Thursday, September 15, 2016

At the 16th Pole

The title for today's essay comes from the world of horse racing. In a one-mile race (typically once around the track), there are poles placed every 1/16th of a mile (every half furlong) which are visual indications to jockeys of how far along they are from the finish line. The last pole before the finish is the 16th pole.

In less than two weeks I'll be traveling back to Mayo Clinic to have my Day 60 check-up. Sept 27 marks 60 days since my stem-cell transplant, and Dr Buadi wants to see me then to figure out what success we've achieved in placing my cancer into remission. It's an important assessment, the results of which will go a long way in determining how best to manage my health going forward.

While the cancer was surely knocked back July 27 when I took melphalan (the poison that killed everything in my bone marrow, good cells as well as bad), the question is how far and for how long. As I have a relatively aggressive form of multiple myeloma the doctors need to keep a close eye on my markers, to be alert for its return. Both Dr Buadi (the hematologist who oversaw the transplant treatment in Rochester) and Dr Alkaied (the oncologist who oversees my treatment in Duluth) are anticipating that I'll be placed on a maintenance level of chemotherapy—because of the aggressive nature of my myeloma, how well chemo worked over the winter and spring, and how well I tolerated it. 

The tests coming up Sept 27 will determine which treatment will be selected. It might be pills; it might be infusions. While the latter is more awkward (infusions will need to be administered in a hospital or clinic on an outpatient basis, probably once every two weeks) pills can be taken anywhere. That said, I'll do whatever the doctors recommend.

Fortunately, I've been assured by Alkaied (I met with him this past Monday for the first time since June, before my trip to Mayo's) that there can be flexibility about dates. This is important to me as someone who hopes to resume his consulting/teaching career on a modified basis, and thus needs some latitude with respect to travel.

Meanwhile, the tests done Monday looked good. (I can hardly tell you how reassuring it is to watch your doctor scan the computer screen looking at your test results and saying, sotto voce, "Good" and even "Excellent." What you don't want to hear is, "Uh oh" or "Yikes!") Unfortunately, my Monday appointment with Alkaied did not allow enough time to return the most important test result: the amount of light chains in my blood and urine. In the kind of myeloma I have I was producing way too many light chain plasma cells and thus, in my case, this has been the most important indicator of the strength of the cancer. 

When I was first hospitalized in late January my light chain count was around 1600 (where 100 is considered acceptable). By the time I went to Mayo for the stem-cell transplant in July, the chemotherapy had driven that number down to under 50—proof that the chemo was working. So it was good news when Alkaied's nurse called Tuesday (I had left for Oregon by train Monday night) and told Susan that my light chain count was practically nonexistent. Whoopee!
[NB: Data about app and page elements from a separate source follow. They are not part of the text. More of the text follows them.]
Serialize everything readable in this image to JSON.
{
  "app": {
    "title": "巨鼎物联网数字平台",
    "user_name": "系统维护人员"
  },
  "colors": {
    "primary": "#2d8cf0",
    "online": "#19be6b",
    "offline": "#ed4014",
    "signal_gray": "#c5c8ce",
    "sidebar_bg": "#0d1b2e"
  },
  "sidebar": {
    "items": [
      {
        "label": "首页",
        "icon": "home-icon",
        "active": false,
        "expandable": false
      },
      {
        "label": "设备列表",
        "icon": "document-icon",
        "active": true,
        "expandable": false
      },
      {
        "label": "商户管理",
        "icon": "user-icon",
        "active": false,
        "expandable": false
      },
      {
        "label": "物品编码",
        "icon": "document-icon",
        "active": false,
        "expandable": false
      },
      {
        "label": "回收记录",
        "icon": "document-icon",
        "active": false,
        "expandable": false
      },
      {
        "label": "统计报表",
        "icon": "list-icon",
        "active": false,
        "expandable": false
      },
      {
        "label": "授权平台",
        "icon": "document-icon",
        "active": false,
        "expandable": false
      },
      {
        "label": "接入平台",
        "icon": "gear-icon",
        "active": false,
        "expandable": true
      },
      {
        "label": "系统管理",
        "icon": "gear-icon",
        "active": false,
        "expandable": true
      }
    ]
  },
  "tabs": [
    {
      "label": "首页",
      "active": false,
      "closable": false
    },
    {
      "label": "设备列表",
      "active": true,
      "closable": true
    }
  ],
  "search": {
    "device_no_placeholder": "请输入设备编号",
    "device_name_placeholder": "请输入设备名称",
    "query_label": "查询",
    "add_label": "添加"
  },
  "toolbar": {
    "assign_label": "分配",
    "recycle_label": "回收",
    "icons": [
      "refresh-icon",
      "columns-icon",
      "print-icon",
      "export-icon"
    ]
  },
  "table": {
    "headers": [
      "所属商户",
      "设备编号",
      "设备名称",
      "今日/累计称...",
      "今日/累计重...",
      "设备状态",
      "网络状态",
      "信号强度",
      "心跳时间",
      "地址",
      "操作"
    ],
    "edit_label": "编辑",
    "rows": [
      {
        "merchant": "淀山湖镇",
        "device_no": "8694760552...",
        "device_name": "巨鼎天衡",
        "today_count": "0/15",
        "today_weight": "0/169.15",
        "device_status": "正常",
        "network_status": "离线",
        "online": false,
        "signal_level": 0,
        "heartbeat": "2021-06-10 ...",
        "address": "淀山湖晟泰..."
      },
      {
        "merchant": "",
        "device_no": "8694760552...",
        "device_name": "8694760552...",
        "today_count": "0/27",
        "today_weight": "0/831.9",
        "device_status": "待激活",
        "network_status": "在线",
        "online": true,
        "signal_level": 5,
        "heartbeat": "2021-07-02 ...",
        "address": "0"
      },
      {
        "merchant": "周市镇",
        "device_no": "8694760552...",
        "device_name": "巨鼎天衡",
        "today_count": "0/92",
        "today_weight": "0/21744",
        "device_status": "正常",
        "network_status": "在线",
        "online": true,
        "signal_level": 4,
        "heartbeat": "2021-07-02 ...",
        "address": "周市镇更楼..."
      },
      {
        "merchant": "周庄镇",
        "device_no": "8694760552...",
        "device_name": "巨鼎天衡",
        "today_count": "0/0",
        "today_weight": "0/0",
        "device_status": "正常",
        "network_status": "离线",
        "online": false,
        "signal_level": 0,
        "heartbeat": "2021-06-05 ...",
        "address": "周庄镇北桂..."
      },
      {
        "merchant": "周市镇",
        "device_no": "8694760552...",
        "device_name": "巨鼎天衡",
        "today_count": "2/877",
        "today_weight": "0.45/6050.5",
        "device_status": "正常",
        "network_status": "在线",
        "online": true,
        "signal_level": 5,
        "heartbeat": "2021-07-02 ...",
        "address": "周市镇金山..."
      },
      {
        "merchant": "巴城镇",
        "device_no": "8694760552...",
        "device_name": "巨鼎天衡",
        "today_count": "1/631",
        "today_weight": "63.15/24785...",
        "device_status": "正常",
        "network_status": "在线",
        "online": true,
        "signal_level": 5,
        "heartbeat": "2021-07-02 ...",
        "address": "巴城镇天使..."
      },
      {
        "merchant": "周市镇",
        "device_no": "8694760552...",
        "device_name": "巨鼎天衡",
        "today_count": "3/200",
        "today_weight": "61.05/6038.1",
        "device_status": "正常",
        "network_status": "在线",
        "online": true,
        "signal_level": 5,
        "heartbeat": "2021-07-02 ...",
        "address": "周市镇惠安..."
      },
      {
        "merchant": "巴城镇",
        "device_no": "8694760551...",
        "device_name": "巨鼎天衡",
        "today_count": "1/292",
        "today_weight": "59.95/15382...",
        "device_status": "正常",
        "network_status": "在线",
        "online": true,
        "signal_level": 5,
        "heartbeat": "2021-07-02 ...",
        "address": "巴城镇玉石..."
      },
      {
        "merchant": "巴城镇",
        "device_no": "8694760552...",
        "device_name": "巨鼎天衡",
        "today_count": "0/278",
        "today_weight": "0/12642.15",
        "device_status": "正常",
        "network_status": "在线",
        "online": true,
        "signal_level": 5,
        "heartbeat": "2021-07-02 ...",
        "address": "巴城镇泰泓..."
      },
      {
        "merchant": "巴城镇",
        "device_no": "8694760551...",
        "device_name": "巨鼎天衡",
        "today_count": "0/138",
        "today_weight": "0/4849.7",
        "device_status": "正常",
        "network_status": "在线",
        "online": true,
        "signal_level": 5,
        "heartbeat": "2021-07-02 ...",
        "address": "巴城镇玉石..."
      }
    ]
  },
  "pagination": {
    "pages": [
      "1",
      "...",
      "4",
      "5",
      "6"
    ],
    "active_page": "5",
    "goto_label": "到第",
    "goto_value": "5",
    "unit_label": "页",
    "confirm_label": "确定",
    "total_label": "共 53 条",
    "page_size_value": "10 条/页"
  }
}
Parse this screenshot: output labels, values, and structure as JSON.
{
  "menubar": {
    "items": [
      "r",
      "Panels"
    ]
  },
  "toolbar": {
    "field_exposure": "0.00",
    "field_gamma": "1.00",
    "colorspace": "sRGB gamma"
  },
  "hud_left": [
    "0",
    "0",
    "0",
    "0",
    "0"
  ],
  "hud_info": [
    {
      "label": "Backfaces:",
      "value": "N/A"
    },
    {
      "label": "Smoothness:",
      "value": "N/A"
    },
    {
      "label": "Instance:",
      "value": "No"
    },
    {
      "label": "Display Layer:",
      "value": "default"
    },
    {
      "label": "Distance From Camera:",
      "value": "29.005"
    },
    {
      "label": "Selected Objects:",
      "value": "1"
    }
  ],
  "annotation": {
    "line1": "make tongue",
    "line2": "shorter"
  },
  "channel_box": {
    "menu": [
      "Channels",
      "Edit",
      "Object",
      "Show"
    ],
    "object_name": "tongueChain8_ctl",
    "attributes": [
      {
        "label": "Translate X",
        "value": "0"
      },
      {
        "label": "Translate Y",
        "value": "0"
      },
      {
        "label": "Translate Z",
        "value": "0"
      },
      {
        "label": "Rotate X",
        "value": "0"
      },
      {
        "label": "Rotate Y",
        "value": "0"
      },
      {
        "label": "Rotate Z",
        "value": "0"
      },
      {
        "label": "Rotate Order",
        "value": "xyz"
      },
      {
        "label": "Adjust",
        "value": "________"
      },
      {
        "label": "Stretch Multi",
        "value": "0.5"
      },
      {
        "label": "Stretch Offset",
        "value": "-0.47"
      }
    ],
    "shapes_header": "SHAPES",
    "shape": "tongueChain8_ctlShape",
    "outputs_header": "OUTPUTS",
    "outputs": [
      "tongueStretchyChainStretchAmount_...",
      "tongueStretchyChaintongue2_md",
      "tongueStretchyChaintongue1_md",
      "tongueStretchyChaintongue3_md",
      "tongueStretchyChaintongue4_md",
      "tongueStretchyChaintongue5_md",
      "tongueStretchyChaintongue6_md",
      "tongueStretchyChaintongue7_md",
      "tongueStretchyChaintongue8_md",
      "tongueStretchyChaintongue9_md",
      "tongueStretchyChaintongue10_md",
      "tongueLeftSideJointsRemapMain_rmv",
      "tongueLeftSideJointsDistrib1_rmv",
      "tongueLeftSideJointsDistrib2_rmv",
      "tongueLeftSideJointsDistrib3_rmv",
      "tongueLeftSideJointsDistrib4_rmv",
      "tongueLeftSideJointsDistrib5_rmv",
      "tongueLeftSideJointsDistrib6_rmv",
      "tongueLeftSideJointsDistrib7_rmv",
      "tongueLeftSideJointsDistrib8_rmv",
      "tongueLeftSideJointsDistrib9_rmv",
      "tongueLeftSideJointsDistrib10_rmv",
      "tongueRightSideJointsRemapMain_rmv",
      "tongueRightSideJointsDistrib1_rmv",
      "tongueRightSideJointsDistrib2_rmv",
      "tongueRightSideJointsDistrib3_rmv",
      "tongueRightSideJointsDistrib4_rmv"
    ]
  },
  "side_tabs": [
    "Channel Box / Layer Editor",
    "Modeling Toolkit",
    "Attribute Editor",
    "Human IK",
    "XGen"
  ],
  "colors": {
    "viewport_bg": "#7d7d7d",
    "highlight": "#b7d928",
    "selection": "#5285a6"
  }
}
Essentially, the test results at this stage (Day 48) could not be better. (Can you see me smiling?) Yes, it's early days and there will be more challenges ahead, but right now I'm enjoying the sun shining on my face, with the wind at my back. Today, life is pretty damn good.

1 comment:

Rosemary Wyman said...

Pretty damn good indeed! So happy for you and all your tribe.